McDowell, I., Kristjansson, B., Hill, G.B. and Hebert, R., 1997. Community screening for dementia: The mini mental state exam (MMSE) and modified mini-mental state exam (3MS) compared. Journal of clinical epidemiology, 50(4), pp.377-383.

Maisto, S.A., Roos, C.R., O'sickey, A.J., Kirouac, M., Connors, G.J., Tonigan, J.S. and Witkiewitz, K., 2015. The indirect effect of the therapeutic alliance and alcohol abstinence self‐efficacy on alcohol use and alcohol‐related problems in Project MATCH. Alcoholism: Clinical and Experimental Research, 39(3), pp.504-513.

NICE, 2011. Alcohol-use disorders: diagnosis, assessment and management of harmful drinking and alcohol dependence. https://www.nice.org.uk/guidance/cg115/chapter/1-Guidance#identification-and-assessment (accessed November 11, 2018).

NICE, 2016. Dementia: supporting people with dementia and their carers in health and social care. https://www.nice.org.uk/guidance/cg42 (accessed November 11, 2018).

Nursing and Midwifery Council (Great Britain), 2015. The Code: Professional standards of practice and behaviour for nurses and midwives. NMC.

O'Neill, S. and Nicholson-Cole, S., 2009. “Fear Won't Do It” Promoting Positive Engagement With Climate Change Through Visual and Iconic Representations. Science Communication, 30(3), pp.355-379.

Rensen, Y.C., Kessels, R.P., Migo, E.M., Wester, A.J., Eling, P.A. and Kopelman, M.D., 2017. Personal semantic and episodic autobiographical memories in Korsakoff syndrome: A comparison of interview methods. Journal of clinical and experimental neuropsychology, 39(6), pp.534-546.

Robinson, N., Kavanagh, D., Connor, J., May, J. and Andrade, J., 2016. Assessment of motivation to control alcohol use: the motivational thought frequency and state motivation scales for alcohol control. Addictive behaviors, 59, pp.1-6.
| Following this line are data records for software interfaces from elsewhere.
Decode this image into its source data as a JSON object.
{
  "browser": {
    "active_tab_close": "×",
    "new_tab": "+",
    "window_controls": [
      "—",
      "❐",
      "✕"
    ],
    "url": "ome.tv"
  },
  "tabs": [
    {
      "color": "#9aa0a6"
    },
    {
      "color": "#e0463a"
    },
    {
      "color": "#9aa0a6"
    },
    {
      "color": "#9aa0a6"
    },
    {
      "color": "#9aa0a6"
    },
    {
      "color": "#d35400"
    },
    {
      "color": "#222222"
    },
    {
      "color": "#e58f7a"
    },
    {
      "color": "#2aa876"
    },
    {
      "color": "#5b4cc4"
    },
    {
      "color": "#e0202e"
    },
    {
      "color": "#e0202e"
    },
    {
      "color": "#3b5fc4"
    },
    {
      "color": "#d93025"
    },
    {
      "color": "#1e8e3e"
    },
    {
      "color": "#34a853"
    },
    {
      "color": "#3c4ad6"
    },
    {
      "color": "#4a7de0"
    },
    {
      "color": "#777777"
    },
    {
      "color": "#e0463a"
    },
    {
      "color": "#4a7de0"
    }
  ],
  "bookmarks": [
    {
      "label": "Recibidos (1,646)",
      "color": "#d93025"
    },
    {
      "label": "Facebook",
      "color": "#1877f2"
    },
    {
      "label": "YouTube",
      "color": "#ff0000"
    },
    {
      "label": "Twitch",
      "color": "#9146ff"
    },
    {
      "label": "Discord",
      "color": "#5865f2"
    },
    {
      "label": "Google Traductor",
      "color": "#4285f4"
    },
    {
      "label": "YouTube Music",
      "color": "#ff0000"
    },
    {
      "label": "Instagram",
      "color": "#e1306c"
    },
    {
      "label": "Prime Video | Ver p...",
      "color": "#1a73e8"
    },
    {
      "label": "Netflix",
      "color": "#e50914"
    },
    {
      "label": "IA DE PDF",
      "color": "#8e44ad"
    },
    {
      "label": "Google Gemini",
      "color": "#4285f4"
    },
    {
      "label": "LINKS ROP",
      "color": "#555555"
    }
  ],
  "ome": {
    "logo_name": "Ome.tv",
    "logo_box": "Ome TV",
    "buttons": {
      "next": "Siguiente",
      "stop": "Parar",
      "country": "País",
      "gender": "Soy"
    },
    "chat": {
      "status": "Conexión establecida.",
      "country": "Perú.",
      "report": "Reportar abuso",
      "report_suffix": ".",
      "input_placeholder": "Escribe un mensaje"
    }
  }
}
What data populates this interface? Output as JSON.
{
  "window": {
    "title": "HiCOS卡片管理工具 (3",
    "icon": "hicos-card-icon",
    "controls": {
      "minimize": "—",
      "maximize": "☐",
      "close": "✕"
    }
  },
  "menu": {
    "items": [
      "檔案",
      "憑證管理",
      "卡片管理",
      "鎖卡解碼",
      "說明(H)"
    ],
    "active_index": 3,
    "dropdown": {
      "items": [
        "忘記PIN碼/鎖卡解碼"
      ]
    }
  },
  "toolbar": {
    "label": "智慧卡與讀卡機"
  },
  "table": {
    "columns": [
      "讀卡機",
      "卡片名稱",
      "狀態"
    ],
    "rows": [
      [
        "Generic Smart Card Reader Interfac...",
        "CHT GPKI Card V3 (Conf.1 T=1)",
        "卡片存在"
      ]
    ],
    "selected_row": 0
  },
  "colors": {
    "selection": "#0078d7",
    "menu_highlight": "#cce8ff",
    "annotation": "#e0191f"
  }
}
Saunders, J.B., Aasland, O.G., Babor, T.F., De la Fuente, J.R. and Grant, M., 1993. Development of the alcohol use disorders identification test (AUDIT): WHO collaborative project on early detection of persons with harmful alcohol consumption‐II. Addiction, 88(6), pp.791-804.